If your child has been experiencing bloody diarrhea or several days of diarrhea accompanied by swelling, fatigue, unexplained bruises, unusual bleeding, and/or lower-than-average urine output, consult a doctor immediately.

Diagnosis, Treatment, and Prevention

You will have to give an account of your child’s symptoms and medical history to your child’s pediatrician, and they will order a blood sample to see if your child’s red blood cells are misshapen, a key sign of red blood cell damage triggered by HUS.

As for treatment of the disease, it’s mainly related to alleviating symptoms and preventing recurring problems in the future. Children may require an intravenous blood transfusion, or even regular dialysis treatments to clean the blood in more serious cases.

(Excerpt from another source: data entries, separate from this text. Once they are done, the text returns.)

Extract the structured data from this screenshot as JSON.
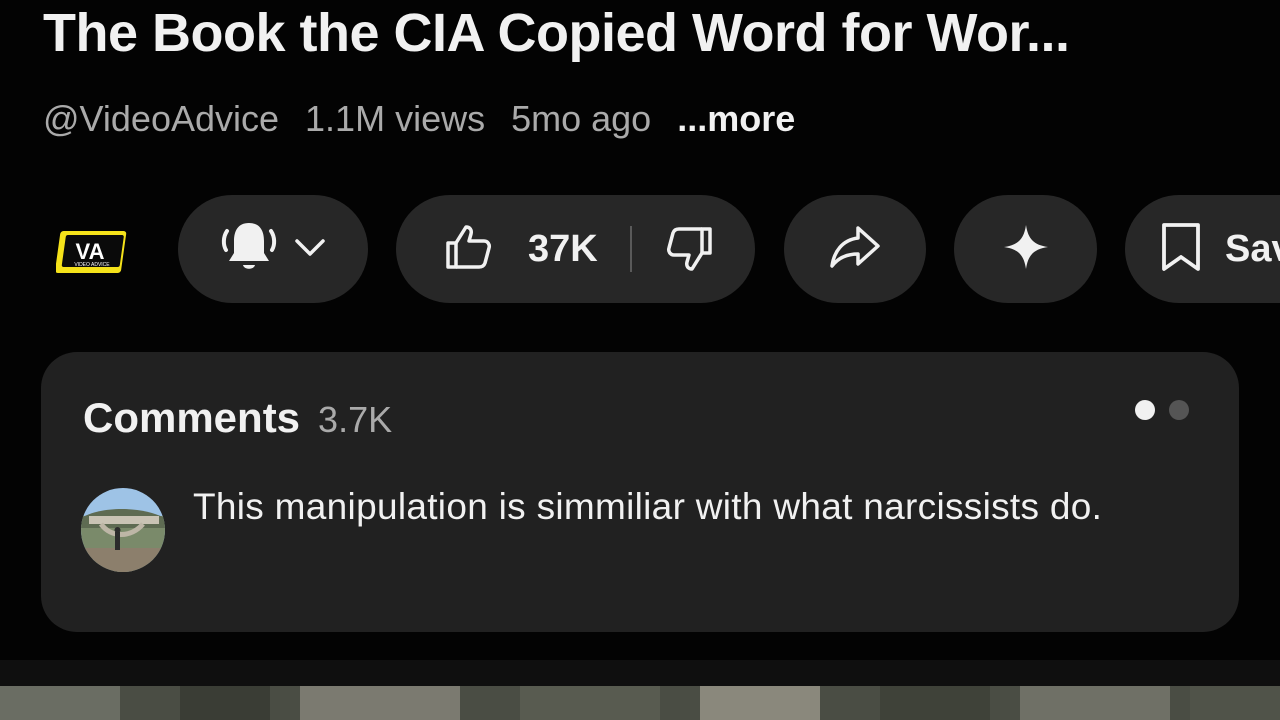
{
  "video": {
    "title": "The Book the CIA Copied Word for Wor...",
    "channel_handle": "@VideoAdvice",
    "views": "1.1M views",
    "age": "5mo ago",
    "more_label": "...more"
  },
  "channel_logo": {
    "text": "VA",
    "subtext": "VIDEO ADVICE",
    "color": "#f5e21a"
  },
  "actions": {
    "like_count": "37K",
    "save_label": "Sav"
  },
  "comments": {
    "title": "Comments",
    "count": "3.7K",
    "top_comment": {
      "text": "This manipulation is simmiliar with what narcissists do."
    }
  },
  "colors": {
    "background": "#030303",
    "pill": "#272727",
    "card": "#212121",
    "text_secondary": "#aaaaaa"
  }
}
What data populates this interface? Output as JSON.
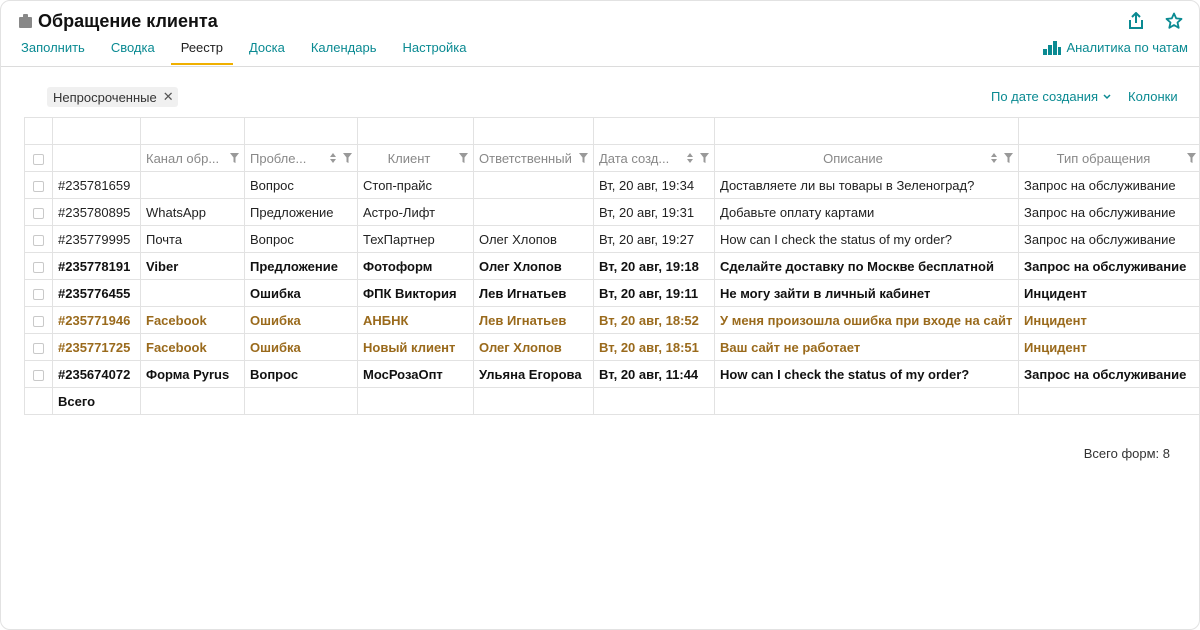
{
  "header": {
    "title": "Обращение клиента",
    "analytics_label": "Аналитика по чатам"
  },
  "tabs": [
    {
      "label": "Заполнить"
    },
    {
      "label": "Сводка"
    },
    {
      "label": "Реестр",
      "active": true
    },
    {
      "label": "Доска"
    },
    {
      "label": "Календарь"
    },
    {
      "label": "Настройка"
    }
  ],
  "toolbar": {
    "filter_chip": "Непросроченные",
    "chip_close": "✕",
    "sort_label": "По дате создания",
    "columns_label": "Колонки"
  },
  "table": {
    "columns": [
      "Канал обр...",
      "Пробле...",
      "Клиент",
      "Ответственный",
      "Дата созд...",
      "Описание",
      "Тип обращения"
    ],
    "rows": [
      {
        "id": "#235781659",
        "channel": "",
        "problem": "Вопрос",
        "client": "Стоп-прайс",
        "responsible": "",
        "date": "Вт, 20 авг, 19:34",
        "description": "Доставляете ли вы товары в Зеленоград?",
        "type": "Запрос на обслуживание",
        "style": "normal"
      },
      {
        "id": "#235780895",
        "channel": "WhatsApp",
        "problem": "Предложение",
        "client": "Астро-Лифт",
        "responsible": "",
        "date": "Вт, 20 авг, 19:31",
        "description": "Добавьте оплату картами",
        "type": "Запрос на обслуживание",
        "style": "normal"
      },
      {
        "id": "#235779995",
        "channel": "Почта",
        "problem": "Вопрос",
        "client": "ТехПартнер",
        "responsible": "Олег Хлопов",
        "date": "Вт, 20 авг, 19:27",
        "description": "How can I check the status of my order?",
        "type": "Запрос на обслуживание",
        "style": "normal"
      },
      {
        "id": "#235778191",
        "channel": "Viber",
        "problem": "Предложение",
        "client": "Фотоформ",
        "responsible": "Олег Хлопов",
        "date": "Вт, 20 авг, 19:18",
        "description": "Сделайте доставку по Москве бесплатной",
        "type": "Запрос на обслуживание",
        "style": "bold"
      },
      {
        "id": "#235776455",
        "channel": "",
        "problem": "Ошибка",
        "client": "ФПК Виктория",
        "responsible": "Лев Игнатьев",
        "date": "Вт, 20 авг, 19:11",
        "description": "Не могу зайти в личный кабинет",
        "type": "Инцидент",
        "style": "bold"
      },
      {
        "id": "#235771946",
        "channel": "Facebook",
        "problem": "Ошибка",
        "client": "АНБНК",
        "responsible": "Лев Игнатьев",
        "date": "Вт, 20 авг, 18:52",
        "description": "У меня произошла ошибка при входе на сайт",
        "type": "Инцидент",
        "style": "overdue"
      },
      {
        "id": "#235771725",
        "channel": "Facebook",
        "problem": "Ошибка",
        "client": "Новый клиент",
        "responsible": "Олег Хлопов",
        "date": "Вт, 20 авг, 18:51",
        "description": "Ваш сайт не работает",
        "type": "Инцидент",
        "style": "overdue"
      },
      {
        "id": "#235674072",
        "channel": "Форма Pyrus",
        "problem": "Вопрос",
        "client": "МосРозаОпт",
        "responsible": "Ульяна Егорова",
        "date": "Вт, 20 авг, 11:44",
        "description": "How can I check the status of my order?",
        "type": "Запрос на обслуживание",
        "style": "bold"
      }
    ],
    "total_label": "Всего"
  },
  "footer": {
    "count_text": "Всего форм: 8"
  },
  "colors": {
    "accent": "#0a8a92",
    "overdue": "#9a6a1c",
    "tab_underline": "#f0b000"
  },
  "icons": [
    "clipboard-icon",
    "share-icon",
    "star-icon",
    "bar-chart-icon",
    "filter-icon",
    "sort-icon",
    "close-icon",
    "chevron-down-icon"
  ]
}
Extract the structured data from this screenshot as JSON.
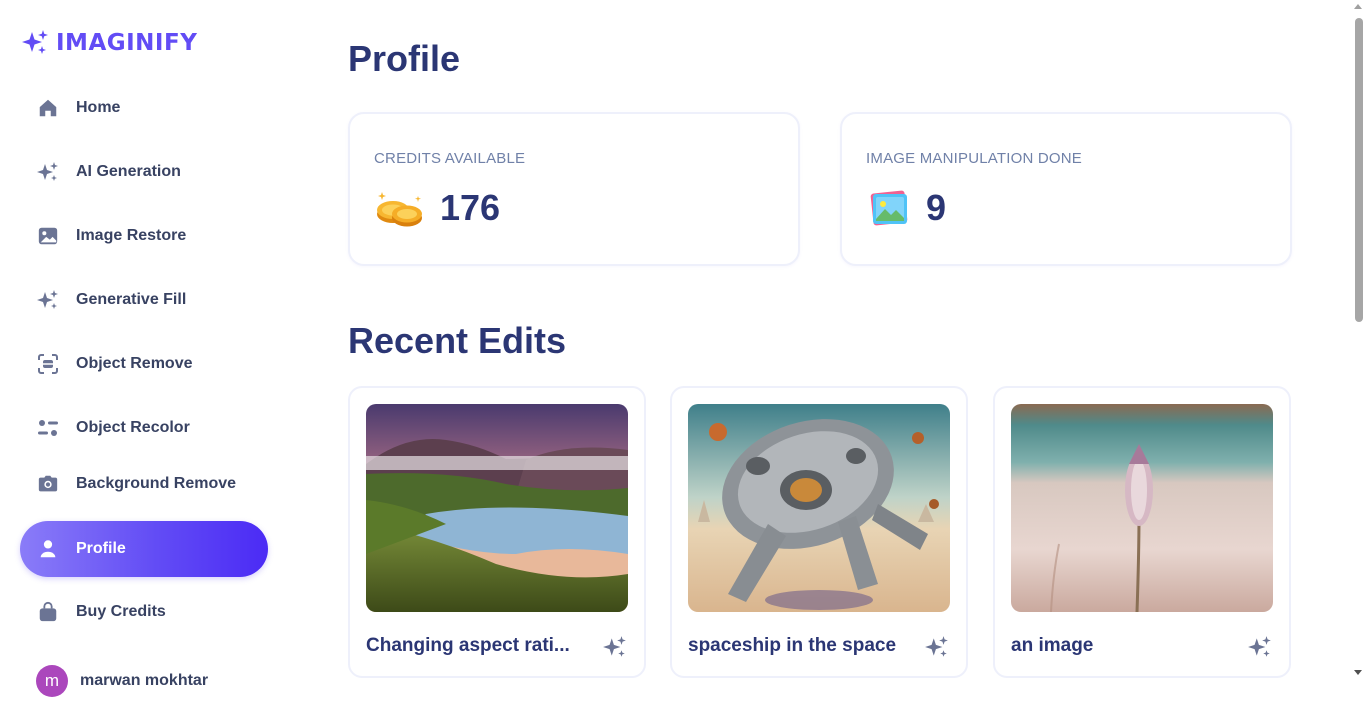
{
  "app": {
    "logo_text": "IMAGINIFY"
  },
  "sidebar": {
    "items": [
      {
        "label": "Home",
        "icon": "home-icon"
      },
      {
        "label": "AI Generation",
        "icon": "sparkles-icon"
      },
      {
        "label": "Image Restore",
        "icon": "image-icon"
      },
      {
        "label": "Generative Fill",
        "icon": "sparkles-icon"
      },
      {
        "label": "Object Remove",
        "icon": "scan-icon"
      },
      {
        "label": "Object Recolor",
        "icon": "filter-icon"
      },
      {
        "label": "Background Remove",
        "icon": "camera-icon"
      },
      {
        "label": "Profile",
        "icon": "user-icon",
        "active": true
      },
      {
        "label": "Buy Credits",
        "icon": "bag-icon"
      }
    ],
    "user": {
      "initial": "m",
      "name": "marwan mokhtar"
    }
  },
  "main": {
    "title": "Profile",
    "stats": [
      {
        "label": "CREDITS AVAILABLE",
        "value": "176",
        "icon": "coins-icon"
      },
      {
        "label": "IMAGE MANIPULATION DONE",
        "value": "9",
        "icon": "photo-icon"
      }
    ],
    "recent_title": "Recent Edits",
    "recent": [
      {
        "title": "Changing aspect rati...",
        "icon": "sparkles-icon"
      },
      {
        "title": "spaceship in the space",
        "icon": "sparkles-icon"
      },
      {
        "title": "an image",
        "icon": "sparkles-icon"
      }
    ]
  },
  "colors": {
    "accent": "#624cf5",
    "heading": "#2b3674",
    "text": "#384262",
    "muted": "#7081a8"
  }
}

If a child sustains serious enough kidney damage, they may require long-term dialysis treatments or a kidney transplant to continue functioning somewhat normally. Research suggests that cutting down on protein in your child’s diet in tandem with ACE inhibitor medicine can help delay or even outright prevent permanent kidney failure.

Common sense can help you avoid these problems altogether; wash and cook foods adequately (especially red meat), avoid unpasteurized milk, and steer clear of dirty swimming areas.

The Most Difficult Cases

Unfortunately, not everyone is lucky enough to recover from HUS totally unscathed.

Some may experience end-stage renal disease (ESRD) or even die. What’s more, kidney problems are very expensive to treat, so medical bills rack up quickly. ESRD is when the kidneys stop functioning completely, meaning they can no longer remove waste from the blood, flush waste products out from the body, and regulate other crucial bodily functions.

Usually, ESRD is diagnosed when kidneys can only function at 10% or less of their normal capacity. When patients reach this point, they have no choice but to start receiving regular dialysis treatments or a kidney transplant, as the mortality rate for long-term ESRD resulting from HUS is 12%. If your child dies as a result of complications from HUS, you may be able to file a wrongful death claim against the restaurant or company responsible for the E. coli infection.

Contact a HUS Attorney for Help Today

We understand the pain and grief families experience when dealing with the aftermath of an HUS diagnosis. But our team of seasoned, empathetic food safety lawyers are here to help. Our legal know-how and courtroom experience has helped get compensation for thousands of clients, and we’d love for you to be next. Call us at (888) 828-7087 today to learn more about how we can best serve you.